By Kurt R. Karst –
Amidst concern that the 2013 sequester could make a repeat appearance and reduce both FDA’s budget from Congress and industry-financed user fees to the Agency, Representatives Anna Eshoo (D-CA) and Leonard Lance (R-NJ) have introduced legislation to exempt FDA user fees from the ravages of sequestration. Sequestration refers to automatic spending cuts to the U.S. federal budget that went into effect as a result of the Budget Control Act of 2011. The Congressional Budget Office recently opined that sequestration will not be required for 2015; however, that is by no means certain and depends on several factors (see here).
The FDA Safety Over Sequestration Act of 2015, or FDA SOS Act (H.R. 1078), would amend the Balanced Budget and Emergency Deficit Control Act of 1985 – the law first establishing sequestration procedures – to exempt user fees collected pursuant to FDC Act Sections 736 (Prescription Drug User Fee Act), 738 (Medical Device User Fee and Modernization Act), 740 (Animal Drug User Fee Act), 741 (Animal Generic Drug User Fee Act), 744B (Generic Drug User Fee Amendments), and 744H (Biosimilar User Fee Act). “The FDA’s user fees are 100 percent private sector dollars,” wrote Rep. Eshoo in a press release. “If the intent of sequestration is to limit public spending, withholding private monies is counterintuitive. Whether one agrees or disagrees with sequestration, private dollars should not be held hostage by the policy. It discourages investment in medical innovation and denies patients access to timely and potentially lifesaving therapies.” The FDA SOS Act is supported by several organizations and companies, including PhRMA, BIO, AdvaMed, the Medical Device Manufacturers Association, the California Healthcare Institute, the Leukemia Lymphoma Society, Gilead, Genentech, Patient Services Inc., and the National Health Council.
H.R. 1078 is the second legislative go-around at saving industry user fees from sequestration. As we previously reported, Reps. Eshoo and Lance introduced a nearly identical bill in July 2013 (H.R. 2725), which was later introduced in the Senate as the FDA User Fee Protection Act (S. 1413). Neither bill was passed; however, the Consolidated Appropriations Act of 2014 (Pub. L. No. 113-76) permitted FDA in 2014 to use fees that were withheld because of the 2013 sequester.
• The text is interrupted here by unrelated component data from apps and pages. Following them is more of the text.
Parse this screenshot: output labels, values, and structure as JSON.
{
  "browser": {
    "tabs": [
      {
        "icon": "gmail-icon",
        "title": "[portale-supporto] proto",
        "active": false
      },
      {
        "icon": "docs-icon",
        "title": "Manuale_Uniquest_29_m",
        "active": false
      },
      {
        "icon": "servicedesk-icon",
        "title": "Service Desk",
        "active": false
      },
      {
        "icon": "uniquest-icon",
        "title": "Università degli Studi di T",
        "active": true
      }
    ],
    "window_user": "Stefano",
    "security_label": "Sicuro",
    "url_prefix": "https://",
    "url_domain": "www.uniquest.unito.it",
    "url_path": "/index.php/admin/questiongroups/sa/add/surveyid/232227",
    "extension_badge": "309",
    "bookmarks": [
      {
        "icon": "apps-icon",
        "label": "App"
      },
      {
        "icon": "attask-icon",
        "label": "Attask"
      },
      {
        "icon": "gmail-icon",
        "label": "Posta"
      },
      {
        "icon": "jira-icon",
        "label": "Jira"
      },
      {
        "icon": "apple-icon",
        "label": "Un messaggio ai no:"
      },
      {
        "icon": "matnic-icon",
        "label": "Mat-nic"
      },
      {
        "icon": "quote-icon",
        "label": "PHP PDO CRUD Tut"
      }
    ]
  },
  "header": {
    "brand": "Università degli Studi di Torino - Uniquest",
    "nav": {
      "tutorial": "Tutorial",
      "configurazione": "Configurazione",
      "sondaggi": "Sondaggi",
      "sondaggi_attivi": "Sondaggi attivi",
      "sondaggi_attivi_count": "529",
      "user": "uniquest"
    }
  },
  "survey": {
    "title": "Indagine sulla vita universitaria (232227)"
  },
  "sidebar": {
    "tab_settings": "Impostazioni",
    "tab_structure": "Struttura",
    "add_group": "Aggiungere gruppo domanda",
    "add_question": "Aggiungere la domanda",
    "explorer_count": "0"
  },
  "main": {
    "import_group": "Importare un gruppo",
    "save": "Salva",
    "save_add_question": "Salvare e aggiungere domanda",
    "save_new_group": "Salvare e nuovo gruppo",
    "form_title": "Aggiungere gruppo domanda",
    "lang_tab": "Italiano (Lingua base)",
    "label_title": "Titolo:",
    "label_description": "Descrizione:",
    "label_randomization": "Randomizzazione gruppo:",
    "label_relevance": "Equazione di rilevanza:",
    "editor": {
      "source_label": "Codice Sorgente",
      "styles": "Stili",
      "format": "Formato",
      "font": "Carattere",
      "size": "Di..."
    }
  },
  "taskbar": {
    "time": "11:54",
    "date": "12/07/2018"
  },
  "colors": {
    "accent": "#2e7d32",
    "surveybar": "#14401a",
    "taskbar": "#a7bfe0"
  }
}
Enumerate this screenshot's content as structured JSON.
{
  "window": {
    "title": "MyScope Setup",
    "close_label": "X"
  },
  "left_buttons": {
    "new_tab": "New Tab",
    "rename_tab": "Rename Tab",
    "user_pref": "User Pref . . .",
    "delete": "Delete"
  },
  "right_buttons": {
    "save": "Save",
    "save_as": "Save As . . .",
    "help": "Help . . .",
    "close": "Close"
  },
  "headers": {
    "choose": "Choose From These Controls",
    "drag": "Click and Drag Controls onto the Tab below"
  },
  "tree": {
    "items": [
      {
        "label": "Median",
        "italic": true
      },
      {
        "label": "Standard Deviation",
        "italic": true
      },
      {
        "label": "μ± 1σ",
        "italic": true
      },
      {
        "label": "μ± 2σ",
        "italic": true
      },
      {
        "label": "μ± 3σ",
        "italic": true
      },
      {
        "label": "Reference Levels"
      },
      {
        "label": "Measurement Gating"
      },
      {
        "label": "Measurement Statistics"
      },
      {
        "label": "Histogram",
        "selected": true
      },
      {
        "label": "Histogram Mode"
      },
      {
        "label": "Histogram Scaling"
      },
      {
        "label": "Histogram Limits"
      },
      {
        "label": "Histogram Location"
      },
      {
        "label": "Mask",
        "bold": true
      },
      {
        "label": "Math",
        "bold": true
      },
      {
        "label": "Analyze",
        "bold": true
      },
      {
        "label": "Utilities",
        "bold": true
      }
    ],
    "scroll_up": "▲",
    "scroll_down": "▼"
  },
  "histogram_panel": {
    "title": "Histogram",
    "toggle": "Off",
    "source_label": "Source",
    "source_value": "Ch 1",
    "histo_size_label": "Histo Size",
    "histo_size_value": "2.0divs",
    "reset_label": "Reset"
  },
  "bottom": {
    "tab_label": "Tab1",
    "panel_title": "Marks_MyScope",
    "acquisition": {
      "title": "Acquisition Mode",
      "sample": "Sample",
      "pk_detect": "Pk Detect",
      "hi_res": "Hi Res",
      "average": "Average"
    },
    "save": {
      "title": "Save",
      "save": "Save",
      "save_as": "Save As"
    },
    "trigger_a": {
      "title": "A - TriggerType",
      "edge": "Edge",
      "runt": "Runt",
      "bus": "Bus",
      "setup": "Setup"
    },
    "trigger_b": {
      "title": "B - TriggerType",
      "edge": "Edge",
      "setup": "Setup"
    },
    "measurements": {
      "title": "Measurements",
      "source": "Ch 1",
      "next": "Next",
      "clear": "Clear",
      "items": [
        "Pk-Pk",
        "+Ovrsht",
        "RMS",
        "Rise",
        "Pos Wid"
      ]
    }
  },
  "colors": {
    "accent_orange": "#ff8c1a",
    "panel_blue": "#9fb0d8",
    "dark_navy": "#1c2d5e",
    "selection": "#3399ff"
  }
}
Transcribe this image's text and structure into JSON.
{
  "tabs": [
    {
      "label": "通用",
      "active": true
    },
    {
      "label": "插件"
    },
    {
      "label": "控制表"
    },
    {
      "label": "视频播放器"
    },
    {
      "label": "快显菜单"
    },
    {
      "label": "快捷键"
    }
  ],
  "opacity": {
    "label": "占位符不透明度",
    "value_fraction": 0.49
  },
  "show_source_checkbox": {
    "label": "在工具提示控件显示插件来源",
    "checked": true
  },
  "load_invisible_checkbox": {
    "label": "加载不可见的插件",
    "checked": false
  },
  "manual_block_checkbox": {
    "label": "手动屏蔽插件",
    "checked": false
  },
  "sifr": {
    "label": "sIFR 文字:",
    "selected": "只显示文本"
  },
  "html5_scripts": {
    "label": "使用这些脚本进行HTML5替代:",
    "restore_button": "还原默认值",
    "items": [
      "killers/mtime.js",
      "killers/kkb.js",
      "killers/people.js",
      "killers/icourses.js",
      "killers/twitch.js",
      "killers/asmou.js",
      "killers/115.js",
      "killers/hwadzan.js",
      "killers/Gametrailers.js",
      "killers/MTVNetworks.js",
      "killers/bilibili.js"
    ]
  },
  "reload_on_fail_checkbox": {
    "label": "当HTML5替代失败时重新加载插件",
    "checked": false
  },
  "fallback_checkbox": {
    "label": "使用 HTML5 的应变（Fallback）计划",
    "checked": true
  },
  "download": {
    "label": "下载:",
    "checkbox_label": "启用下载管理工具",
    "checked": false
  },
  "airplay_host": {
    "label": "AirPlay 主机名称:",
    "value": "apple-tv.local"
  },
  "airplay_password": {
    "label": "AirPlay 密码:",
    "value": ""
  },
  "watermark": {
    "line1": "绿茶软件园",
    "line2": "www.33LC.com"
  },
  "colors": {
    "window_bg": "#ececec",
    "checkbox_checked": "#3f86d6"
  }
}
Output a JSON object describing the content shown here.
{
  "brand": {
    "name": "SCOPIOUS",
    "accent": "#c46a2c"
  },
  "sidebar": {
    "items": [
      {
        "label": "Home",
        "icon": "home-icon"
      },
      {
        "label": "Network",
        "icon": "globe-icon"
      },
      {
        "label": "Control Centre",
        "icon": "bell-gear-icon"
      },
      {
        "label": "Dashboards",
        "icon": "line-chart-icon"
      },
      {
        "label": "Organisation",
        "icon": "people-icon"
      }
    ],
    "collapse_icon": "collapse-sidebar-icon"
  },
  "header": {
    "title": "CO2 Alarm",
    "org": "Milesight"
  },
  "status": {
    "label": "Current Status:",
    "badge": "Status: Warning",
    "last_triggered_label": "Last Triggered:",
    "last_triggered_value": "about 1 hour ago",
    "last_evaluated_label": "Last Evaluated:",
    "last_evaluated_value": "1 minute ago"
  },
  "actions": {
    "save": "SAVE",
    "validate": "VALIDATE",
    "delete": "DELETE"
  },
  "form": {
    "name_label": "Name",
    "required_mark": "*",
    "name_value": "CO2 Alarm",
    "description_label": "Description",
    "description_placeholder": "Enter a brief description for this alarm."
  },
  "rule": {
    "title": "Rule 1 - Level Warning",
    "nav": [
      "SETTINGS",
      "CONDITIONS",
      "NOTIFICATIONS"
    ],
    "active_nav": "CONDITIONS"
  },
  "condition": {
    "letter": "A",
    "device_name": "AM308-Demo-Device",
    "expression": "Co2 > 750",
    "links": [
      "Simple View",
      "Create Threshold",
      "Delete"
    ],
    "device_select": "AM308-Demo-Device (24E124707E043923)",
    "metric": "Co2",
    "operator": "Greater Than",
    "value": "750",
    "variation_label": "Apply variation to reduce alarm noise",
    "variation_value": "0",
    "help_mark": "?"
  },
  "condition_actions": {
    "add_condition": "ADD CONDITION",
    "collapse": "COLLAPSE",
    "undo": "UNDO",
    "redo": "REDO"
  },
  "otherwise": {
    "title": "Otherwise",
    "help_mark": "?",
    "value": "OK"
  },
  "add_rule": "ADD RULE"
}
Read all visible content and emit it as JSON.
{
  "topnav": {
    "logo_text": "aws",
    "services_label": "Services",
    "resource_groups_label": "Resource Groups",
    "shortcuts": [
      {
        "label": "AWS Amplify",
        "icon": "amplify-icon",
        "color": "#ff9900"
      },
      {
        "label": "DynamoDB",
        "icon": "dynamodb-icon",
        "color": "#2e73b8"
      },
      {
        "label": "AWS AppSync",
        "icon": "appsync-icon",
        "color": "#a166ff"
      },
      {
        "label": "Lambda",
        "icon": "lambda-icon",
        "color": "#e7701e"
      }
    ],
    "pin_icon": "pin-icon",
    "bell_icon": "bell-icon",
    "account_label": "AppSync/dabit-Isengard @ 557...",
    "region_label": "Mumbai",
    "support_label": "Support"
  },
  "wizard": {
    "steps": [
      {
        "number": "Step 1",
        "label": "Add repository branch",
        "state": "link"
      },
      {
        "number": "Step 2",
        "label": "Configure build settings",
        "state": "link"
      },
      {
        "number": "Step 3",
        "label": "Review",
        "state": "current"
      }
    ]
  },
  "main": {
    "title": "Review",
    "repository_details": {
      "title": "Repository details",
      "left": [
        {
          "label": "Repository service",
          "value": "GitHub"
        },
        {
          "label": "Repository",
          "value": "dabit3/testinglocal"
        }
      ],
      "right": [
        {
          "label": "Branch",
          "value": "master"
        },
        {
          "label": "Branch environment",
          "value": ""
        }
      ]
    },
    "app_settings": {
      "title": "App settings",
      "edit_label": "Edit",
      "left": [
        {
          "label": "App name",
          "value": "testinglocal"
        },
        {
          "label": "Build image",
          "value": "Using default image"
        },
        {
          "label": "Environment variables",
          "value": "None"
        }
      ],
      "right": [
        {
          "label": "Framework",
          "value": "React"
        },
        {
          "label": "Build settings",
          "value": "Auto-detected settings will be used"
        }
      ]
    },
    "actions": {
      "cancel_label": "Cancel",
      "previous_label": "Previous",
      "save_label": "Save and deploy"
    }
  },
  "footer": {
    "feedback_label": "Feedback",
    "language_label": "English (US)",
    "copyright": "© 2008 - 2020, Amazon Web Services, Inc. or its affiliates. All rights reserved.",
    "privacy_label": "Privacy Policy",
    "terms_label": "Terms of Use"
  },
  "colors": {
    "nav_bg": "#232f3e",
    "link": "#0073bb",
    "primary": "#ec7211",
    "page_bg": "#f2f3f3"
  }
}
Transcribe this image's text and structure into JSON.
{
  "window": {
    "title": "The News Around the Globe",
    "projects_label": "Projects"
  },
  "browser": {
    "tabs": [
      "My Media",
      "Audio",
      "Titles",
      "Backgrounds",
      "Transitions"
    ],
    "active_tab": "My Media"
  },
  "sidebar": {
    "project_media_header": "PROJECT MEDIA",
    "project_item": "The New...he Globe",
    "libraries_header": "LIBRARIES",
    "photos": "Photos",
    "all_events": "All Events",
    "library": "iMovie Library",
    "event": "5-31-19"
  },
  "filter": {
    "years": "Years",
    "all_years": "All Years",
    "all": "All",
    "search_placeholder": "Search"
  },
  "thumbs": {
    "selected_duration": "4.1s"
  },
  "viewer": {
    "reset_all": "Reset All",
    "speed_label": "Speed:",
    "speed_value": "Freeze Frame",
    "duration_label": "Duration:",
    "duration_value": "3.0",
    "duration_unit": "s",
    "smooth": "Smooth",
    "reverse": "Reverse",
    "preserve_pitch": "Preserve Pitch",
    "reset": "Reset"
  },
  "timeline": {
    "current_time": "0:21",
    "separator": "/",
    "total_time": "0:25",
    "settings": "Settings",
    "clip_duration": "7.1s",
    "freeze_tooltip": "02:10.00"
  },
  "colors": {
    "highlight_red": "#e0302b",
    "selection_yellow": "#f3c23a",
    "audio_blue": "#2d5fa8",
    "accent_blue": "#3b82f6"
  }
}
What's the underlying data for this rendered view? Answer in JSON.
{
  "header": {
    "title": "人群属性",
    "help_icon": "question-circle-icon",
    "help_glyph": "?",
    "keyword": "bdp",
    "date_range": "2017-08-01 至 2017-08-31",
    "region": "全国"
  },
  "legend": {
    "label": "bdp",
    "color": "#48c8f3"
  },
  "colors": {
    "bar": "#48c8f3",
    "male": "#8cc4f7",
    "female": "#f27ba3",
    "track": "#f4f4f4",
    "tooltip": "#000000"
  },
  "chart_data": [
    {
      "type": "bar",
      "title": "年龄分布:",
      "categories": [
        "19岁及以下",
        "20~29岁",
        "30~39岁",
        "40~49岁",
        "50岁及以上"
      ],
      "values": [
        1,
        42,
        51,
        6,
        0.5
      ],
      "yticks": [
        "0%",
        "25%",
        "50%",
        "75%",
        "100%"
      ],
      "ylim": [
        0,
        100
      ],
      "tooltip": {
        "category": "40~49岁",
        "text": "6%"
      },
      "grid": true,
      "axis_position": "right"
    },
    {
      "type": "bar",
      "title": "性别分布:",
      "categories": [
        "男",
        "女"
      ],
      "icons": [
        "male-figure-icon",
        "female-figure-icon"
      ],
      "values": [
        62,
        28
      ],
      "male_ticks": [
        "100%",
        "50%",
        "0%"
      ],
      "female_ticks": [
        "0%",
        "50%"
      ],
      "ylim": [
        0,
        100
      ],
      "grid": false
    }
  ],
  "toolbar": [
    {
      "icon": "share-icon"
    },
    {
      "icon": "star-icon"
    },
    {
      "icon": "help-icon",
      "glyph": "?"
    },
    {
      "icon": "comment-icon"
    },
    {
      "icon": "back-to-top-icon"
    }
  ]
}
Enactment of the FDA SOS Act would avoid Congress having to go through that procedure again with respect to FDA.